:: WORK INSTRUCTIONS ::
Each line of the data below that includes the string "name" must be copied.

= = =

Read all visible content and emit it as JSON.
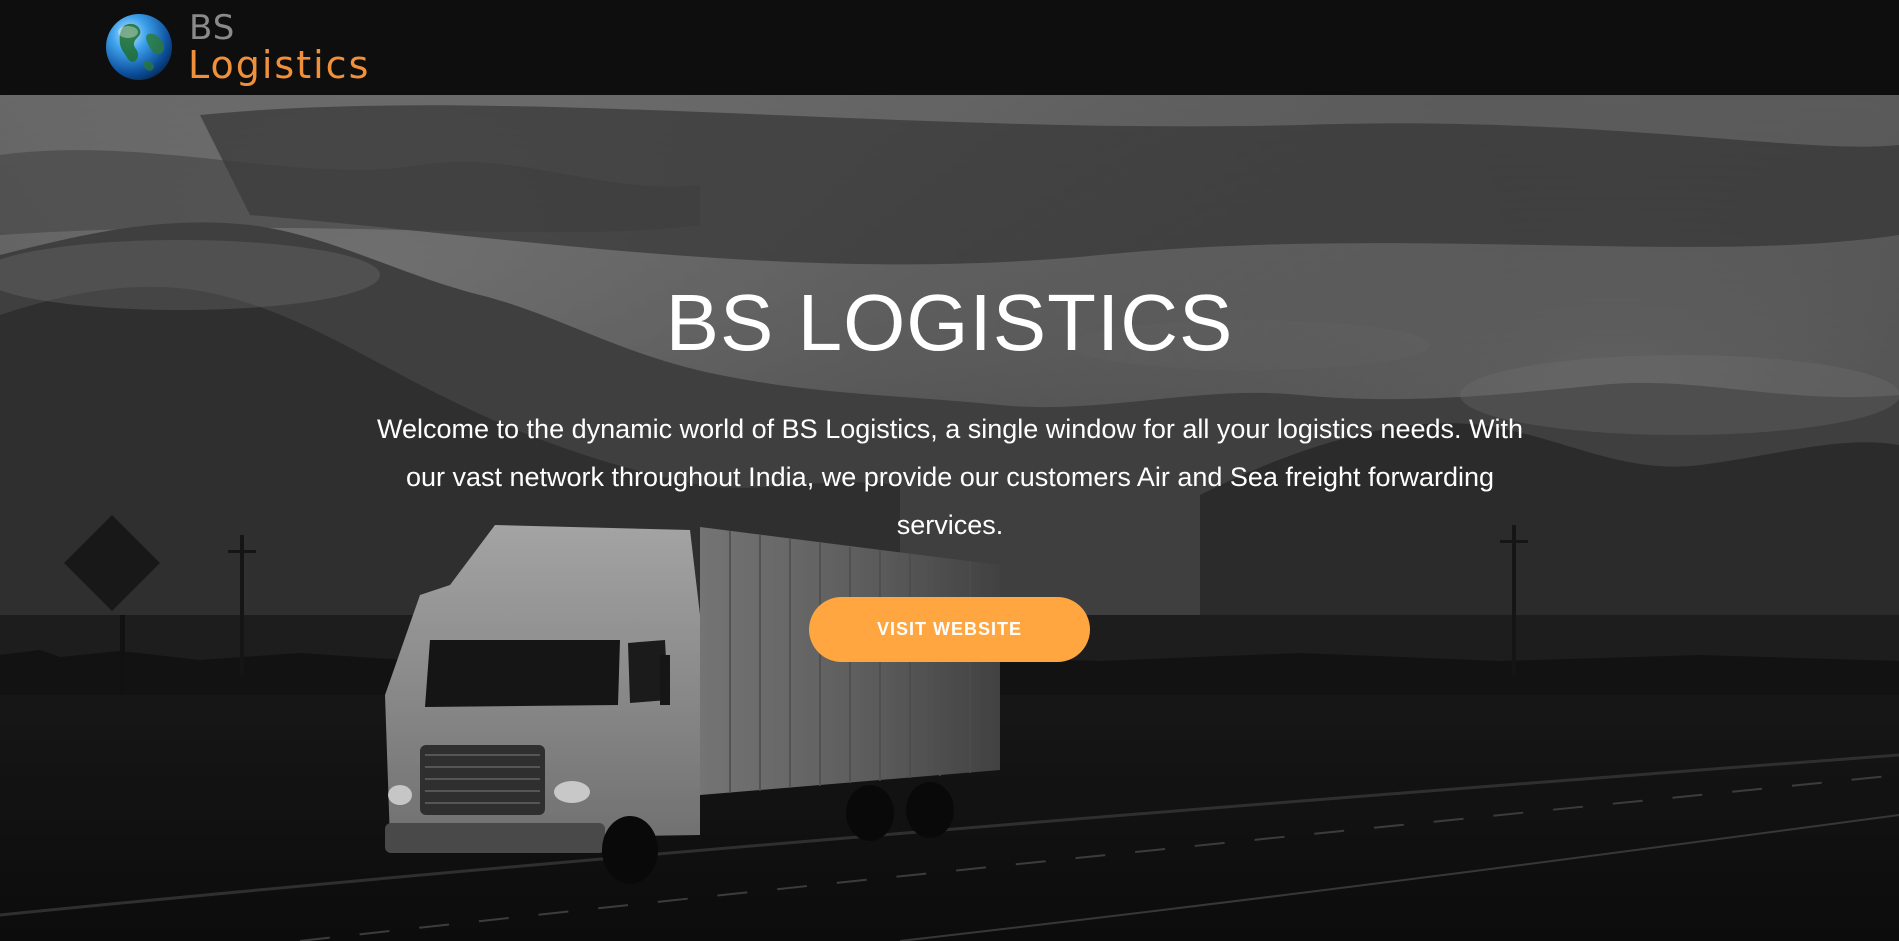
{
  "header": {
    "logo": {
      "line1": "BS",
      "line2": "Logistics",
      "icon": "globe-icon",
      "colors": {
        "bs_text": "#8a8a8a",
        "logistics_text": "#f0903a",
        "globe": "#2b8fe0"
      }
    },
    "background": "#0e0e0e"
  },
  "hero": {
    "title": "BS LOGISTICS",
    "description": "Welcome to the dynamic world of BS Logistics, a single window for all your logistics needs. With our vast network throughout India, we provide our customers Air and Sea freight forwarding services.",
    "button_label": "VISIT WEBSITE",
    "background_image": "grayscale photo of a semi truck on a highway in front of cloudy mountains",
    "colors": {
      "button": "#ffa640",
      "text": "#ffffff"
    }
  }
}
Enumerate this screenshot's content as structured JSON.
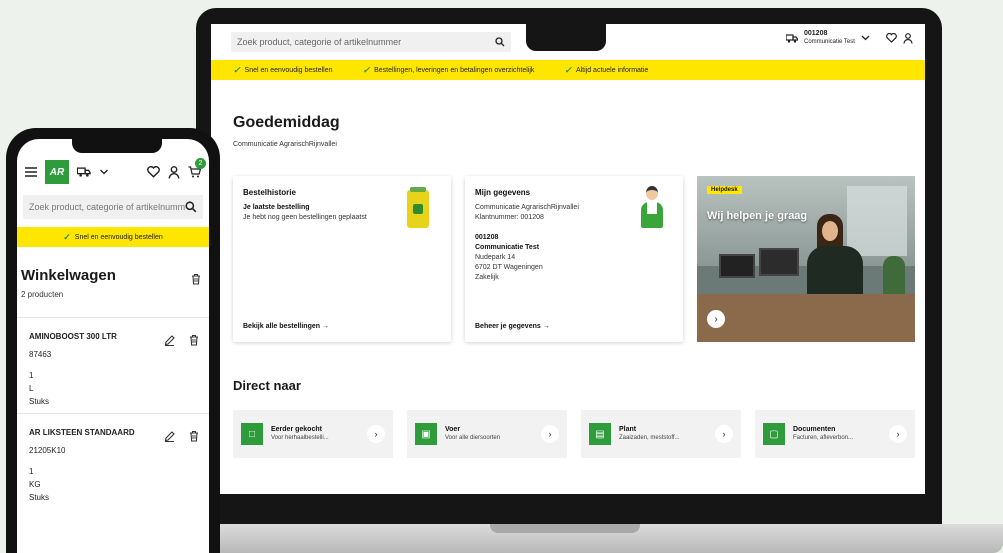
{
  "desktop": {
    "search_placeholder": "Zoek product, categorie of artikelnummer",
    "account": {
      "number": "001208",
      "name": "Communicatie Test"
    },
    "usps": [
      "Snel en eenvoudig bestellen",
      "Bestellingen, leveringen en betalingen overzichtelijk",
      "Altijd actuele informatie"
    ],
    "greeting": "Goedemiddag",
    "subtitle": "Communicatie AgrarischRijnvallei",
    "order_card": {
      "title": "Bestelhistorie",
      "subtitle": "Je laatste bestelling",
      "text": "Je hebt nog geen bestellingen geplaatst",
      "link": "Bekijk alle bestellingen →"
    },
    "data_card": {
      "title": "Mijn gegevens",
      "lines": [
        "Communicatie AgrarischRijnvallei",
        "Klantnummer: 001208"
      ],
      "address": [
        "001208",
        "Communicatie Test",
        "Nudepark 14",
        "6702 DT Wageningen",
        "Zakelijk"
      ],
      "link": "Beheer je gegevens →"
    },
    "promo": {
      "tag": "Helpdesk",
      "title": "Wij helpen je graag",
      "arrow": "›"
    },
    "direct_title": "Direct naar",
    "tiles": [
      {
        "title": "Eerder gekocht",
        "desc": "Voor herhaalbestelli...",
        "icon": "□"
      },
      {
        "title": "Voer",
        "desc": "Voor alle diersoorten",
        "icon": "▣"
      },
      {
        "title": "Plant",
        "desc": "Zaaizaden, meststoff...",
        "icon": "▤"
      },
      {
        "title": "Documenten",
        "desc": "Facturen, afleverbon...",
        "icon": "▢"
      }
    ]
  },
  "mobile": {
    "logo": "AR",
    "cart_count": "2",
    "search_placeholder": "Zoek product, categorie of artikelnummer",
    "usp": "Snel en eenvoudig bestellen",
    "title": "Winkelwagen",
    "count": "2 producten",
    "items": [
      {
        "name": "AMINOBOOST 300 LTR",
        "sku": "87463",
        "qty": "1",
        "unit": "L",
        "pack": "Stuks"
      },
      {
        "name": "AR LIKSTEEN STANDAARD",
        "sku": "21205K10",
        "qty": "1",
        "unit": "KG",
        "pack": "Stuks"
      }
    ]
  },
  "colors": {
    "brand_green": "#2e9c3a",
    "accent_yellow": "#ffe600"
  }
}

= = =

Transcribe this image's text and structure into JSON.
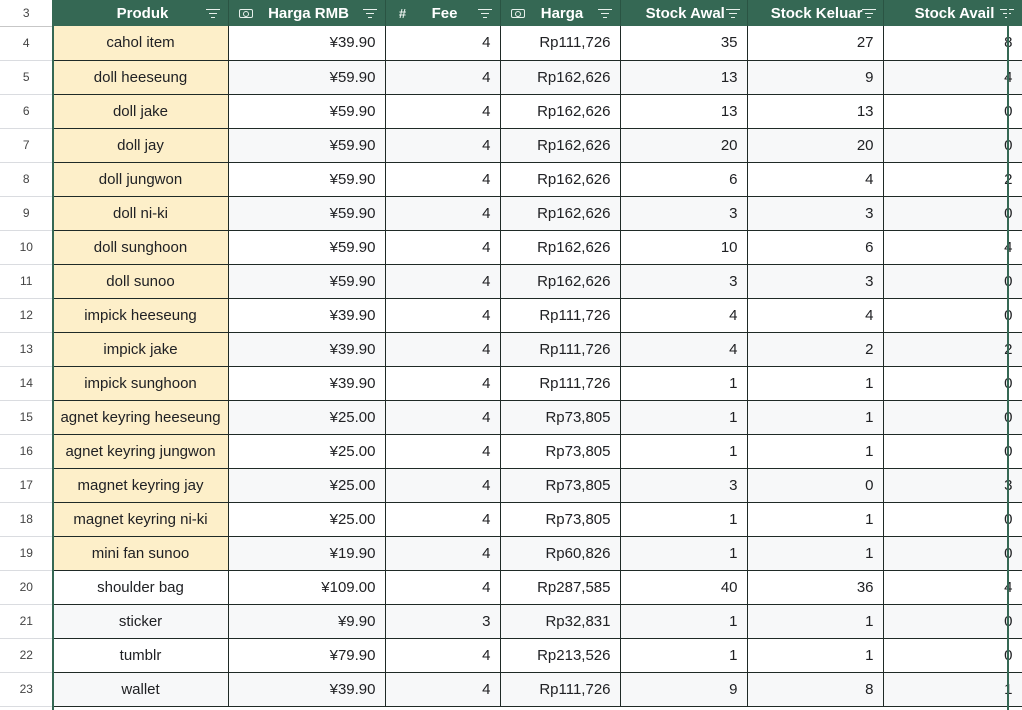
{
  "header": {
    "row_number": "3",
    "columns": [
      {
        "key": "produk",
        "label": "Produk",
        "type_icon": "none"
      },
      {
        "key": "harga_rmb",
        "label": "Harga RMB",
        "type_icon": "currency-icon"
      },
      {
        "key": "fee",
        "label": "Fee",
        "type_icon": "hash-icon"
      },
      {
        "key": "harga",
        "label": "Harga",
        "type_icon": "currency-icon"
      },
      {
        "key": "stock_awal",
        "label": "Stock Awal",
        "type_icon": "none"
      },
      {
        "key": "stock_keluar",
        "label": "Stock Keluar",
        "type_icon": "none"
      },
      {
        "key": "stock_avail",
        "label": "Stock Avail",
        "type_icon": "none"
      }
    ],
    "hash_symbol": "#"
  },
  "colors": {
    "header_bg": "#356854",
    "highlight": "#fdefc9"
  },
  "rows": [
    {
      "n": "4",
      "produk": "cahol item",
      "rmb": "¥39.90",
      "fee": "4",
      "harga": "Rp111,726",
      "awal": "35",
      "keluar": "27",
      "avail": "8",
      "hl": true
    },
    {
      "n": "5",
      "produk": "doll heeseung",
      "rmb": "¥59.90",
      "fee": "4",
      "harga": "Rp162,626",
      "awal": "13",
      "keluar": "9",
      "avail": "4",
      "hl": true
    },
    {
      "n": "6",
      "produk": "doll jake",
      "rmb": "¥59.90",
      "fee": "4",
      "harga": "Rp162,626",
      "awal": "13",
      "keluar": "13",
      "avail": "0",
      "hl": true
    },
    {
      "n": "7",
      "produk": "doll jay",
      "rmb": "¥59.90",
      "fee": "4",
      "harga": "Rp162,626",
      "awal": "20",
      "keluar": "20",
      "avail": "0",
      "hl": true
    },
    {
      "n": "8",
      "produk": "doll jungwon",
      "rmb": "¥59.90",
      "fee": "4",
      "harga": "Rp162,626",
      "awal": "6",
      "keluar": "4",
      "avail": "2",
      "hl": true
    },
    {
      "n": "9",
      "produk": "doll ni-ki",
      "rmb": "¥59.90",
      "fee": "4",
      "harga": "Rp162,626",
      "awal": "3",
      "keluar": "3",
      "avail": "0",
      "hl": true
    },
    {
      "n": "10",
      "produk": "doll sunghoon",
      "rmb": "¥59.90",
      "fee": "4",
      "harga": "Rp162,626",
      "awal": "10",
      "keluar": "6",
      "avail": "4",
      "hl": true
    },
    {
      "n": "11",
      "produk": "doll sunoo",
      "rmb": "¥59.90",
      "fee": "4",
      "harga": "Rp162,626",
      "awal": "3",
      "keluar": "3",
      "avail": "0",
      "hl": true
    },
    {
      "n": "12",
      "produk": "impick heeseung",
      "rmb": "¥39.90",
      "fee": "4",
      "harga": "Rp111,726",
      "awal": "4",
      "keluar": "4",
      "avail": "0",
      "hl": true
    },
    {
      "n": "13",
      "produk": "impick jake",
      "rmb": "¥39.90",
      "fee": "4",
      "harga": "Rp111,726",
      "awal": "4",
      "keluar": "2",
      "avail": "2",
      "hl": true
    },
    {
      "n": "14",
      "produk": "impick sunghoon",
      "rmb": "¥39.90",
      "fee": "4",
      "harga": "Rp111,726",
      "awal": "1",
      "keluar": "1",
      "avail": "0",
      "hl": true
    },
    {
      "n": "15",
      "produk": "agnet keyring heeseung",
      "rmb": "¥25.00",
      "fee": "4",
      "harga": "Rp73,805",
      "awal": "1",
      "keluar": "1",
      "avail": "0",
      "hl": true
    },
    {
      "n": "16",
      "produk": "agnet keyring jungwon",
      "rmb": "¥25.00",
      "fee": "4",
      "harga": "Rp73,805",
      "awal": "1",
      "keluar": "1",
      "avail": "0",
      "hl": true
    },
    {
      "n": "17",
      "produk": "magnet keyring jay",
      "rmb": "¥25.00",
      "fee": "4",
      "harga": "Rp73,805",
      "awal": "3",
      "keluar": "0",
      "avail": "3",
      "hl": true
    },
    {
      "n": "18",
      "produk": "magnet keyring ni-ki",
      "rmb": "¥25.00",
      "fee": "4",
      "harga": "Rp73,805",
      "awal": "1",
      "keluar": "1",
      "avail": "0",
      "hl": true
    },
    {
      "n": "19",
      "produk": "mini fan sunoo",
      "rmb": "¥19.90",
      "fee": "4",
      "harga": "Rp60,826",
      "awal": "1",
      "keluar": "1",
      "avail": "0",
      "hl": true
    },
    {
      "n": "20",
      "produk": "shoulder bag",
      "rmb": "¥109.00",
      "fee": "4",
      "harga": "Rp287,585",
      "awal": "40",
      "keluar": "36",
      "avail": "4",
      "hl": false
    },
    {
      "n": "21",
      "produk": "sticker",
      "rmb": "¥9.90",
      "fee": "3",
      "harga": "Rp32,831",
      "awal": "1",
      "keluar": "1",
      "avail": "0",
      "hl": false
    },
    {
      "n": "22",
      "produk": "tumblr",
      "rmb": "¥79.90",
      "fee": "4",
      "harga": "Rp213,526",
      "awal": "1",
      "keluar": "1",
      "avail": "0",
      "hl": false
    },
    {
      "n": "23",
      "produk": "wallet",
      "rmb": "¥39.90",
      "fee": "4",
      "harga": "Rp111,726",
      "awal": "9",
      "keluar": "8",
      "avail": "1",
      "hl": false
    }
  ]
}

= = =

:: EXERCISE SOLUTION ::
      "name": "Communicatie Test"
        "name": "AMINOBOOST 300 LTR",
        "name": "AR LIKSTEEN STANDAARD",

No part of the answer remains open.